Activity: Which lines of the data contain the string "Thread"? Copy every one of them.

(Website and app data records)
++++++++++
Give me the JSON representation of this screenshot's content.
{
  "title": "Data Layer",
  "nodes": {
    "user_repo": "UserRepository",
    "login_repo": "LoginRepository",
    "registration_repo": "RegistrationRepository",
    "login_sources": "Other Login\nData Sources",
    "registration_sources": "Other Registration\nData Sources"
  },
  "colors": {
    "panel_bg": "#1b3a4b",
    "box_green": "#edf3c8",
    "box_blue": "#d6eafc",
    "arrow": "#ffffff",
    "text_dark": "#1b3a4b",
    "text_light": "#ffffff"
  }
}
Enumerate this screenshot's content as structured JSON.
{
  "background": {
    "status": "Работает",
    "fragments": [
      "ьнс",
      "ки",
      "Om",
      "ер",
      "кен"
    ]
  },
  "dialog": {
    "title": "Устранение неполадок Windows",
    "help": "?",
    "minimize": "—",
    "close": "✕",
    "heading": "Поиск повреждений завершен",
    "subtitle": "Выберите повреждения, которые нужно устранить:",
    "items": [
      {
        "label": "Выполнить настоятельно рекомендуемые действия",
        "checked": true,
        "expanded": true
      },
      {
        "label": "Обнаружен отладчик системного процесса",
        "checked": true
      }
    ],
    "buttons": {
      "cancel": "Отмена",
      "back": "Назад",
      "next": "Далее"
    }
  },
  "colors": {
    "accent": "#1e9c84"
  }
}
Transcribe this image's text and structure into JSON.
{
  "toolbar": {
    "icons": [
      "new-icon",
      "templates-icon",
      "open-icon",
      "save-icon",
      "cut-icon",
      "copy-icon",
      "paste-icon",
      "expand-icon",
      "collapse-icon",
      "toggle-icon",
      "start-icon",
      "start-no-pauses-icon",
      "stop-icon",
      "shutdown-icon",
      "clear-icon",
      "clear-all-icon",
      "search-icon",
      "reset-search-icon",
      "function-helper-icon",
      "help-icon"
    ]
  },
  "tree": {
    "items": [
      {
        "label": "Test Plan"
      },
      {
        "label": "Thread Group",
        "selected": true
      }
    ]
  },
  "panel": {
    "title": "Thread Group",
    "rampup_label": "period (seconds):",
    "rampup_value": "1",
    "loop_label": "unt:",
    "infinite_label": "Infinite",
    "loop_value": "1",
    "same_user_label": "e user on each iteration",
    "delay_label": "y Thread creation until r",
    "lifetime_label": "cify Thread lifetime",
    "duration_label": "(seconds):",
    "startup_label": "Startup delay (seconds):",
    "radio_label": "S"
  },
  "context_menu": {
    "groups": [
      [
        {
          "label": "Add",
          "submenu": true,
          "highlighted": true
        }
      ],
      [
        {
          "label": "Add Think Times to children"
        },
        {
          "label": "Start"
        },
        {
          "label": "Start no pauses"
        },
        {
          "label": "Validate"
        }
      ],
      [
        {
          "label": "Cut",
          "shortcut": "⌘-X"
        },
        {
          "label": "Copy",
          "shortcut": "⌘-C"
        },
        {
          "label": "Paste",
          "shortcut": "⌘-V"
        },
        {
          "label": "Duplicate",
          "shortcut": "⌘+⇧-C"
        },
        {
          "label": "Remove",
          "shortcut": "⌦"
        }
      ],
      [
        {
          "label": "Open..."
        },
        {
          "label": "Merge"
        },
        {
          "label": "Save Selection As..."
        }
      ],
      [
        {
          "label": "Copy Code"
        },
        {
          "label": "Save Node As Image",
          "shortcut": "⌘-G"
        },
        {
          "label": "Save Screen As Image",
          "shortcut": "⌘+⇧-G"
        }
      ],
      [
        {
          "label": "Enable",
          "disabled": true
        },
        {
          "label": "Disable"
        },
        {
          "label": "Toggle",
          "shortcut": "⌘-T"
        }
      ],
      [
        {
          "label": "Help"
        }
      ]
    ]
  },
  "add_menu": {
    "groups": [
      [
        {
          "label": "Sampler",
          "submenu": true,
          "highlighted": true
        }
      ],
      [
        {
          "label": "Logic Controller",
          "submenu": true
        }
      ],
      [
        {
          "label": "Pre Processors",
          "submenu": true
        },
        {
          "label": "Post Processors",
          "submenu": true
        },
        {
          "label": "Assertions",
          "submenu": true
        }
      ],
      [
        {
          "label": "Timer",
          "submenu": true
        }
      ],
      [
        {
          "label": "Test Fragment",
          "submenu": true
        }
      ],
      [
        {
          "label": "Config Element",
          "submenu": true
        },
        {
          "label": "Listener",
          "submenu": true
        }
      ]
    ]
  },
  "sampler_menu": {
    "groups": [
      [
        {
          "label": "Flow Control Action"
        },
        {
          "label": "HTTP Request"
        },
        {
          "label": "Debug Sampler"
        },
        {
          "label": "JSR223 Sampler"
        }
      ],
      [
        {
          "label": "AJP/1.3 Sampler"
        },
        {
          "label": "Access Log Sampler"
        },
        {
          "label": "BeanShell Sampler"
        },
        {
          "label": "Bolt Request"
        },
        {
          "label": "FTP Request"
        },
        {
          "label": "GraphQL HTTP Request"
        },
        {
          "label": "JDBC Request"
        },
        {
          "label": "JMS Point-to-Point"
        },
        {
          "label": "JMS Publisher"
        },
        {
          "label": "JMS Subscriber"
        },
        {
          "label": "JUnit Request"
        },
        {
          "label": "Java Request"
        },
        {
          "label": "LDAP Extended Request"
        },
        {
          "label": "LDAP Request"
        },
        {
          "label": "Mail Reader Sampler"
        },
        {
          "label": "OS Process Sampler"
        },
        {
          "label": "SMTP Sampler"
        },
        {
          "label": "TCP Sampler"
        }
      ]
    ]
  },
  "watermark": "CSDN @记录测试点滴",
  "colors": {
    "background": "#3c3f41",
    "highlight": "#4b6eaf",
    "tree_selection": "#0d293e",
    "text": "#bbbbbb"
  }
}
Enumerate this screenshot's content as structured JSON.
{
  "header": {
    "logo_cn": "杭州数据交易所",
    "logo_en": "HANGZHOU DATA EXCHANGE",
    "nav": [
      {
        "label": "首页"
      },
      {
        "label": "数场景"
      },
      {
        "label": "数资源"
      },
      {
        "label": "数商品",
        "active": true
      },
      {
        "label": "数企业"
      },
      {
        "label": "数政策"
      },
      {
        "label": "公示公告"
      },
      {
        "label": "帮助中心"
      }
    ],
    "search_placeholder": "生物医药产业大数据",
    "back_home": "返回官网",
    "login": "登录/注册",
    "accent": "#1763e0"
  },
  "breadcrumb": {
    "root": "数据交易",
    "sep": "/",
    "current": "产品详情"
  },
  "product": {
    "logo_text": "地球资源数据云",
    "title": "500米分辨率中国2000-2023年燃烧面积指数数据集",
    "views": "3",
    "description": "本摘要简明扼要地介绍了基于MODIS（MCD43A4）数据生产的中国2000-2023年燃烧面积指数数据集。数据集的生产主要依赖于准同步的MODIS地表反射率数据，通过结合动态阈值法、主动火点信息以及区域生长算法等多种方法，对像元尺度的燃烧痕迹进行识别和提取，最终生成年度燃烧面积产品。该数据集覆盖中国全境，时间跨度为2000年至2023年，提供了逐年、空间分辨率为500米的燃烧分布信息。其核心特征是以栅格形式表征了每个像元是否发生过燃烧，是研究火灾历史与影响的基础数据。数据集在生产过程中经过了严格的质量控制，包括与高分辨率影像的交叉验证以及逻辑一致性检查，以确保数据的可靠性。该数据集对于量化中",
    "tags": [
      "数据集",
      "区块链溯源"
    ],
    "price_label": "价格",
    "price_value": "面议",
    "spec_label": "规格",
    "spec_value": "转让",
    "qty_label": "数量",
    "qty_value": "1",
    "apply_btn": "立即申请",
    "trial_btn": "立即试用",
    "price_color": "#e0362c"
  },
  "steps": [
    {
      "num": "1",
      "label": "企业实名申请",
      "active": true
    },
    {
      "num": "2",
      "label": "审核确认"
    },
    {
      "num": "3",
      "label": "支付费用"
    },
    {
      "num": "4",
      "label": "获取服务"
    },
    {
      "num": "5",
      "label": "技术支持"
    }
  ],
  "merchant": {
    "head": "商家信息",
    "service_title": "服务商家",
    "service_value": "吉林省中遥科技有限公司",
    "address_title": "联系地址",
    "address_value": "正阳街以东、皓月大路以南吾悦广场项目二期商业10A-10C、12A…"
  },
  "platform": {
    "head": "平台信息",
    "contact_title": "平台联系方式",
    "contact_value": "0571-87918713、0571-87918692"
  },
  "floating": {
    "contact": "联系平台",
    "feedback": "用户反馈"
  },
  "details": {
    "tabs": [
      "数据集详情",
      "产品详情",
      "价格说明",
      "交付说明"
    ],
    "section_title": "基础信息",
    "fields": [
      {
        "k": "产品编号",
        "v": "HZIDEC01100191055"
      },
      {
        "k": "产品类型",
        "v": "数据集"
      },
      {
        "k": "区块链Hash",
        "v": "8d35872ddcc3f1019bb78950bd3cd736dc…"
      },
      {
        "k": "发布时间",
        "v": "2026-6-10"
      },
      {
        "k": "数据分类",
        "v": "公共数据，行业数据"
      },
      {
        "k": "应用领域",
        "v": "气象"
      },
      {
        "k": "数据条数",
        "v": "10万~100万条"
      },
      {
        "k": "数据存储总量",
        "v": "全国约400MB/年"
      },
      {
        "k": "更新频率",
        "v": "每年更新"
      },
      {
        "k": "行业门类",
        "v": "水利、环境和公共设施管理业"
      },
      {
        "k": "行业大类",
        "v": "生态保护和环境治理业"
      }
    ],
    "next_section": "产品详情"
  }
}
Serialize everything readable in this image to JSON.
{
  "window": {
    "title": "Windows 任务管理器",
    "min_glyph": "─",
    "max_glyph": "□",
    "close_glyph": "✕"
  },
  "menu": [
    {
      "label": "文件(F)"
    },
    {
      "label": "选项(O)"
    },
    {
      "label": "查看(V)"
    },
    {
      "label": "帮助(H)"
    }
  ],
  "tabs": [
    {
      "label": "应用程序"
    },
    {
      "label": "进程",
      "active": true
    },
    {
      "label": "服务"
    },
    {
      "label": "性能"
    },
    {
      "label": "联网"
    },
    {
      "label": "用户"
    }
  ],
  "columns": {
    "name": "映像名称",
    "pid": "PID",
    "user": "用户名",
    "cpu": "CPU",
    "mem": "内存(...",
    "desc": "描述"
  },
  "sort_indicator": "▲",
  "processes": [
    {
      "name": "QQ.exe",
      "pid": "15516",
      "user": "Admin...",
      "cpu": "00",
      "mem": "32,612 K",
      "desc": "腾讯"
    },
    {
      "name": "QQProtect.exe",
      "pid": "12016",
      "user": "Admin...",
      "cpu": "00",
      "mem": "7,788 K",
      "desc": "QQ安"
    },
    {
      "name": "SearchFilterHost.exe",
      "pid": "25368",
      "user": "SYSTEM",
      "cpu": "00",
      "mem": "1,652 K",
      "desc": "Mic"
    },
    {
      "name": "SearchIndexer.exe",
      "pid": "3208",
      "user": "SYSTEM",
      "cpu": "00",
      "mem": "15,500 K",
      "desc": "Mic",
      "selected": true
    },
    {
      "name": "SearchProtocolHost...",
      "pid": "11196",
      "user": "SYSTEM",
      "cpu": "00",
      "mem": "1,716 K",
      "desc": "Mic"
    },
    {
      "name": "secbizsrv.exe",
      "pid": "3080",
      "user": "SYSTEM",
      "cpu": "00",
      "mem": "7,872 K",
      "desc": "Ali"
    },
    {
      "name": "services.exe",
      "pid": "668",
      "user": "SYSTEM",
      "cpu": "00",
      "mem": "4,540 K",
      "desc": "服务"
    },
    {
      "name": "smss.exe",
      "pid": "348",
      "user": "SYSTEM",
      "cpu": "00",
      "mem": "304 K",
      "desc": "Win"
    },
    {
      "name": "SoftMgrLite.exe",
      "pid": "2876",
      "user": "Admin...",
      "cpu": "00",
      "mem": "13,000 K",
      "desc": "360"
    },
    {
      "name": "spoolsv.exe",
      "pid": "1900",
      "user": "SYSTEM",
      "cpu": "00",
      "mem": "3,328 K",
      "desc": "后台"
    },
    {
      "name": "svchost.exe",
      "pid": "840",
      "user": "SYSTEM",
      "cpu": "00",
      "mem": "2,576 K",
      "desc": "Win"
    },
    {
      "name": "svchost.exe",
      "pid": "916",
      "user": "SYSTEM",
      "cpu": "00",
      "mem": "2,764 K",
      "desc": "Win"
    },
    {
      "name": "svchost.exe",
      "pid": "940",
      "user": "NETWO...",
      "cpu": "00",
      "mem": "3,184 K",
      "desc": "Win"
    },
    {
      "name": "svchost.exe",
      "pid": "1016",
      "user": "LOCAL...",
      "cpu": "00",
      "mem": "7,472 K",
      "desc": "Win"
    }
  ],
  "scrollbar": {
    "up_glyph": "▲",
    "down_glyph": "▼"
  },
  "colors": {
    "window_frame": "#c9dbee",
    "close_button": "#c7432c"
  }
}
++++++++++
Solution for this exercise:
        "label": "Thread Group",
    "title": "Thread Group",
    "delay_label": "y Thread creation until r",
    "lifetime_label": "cify Thread lifetime",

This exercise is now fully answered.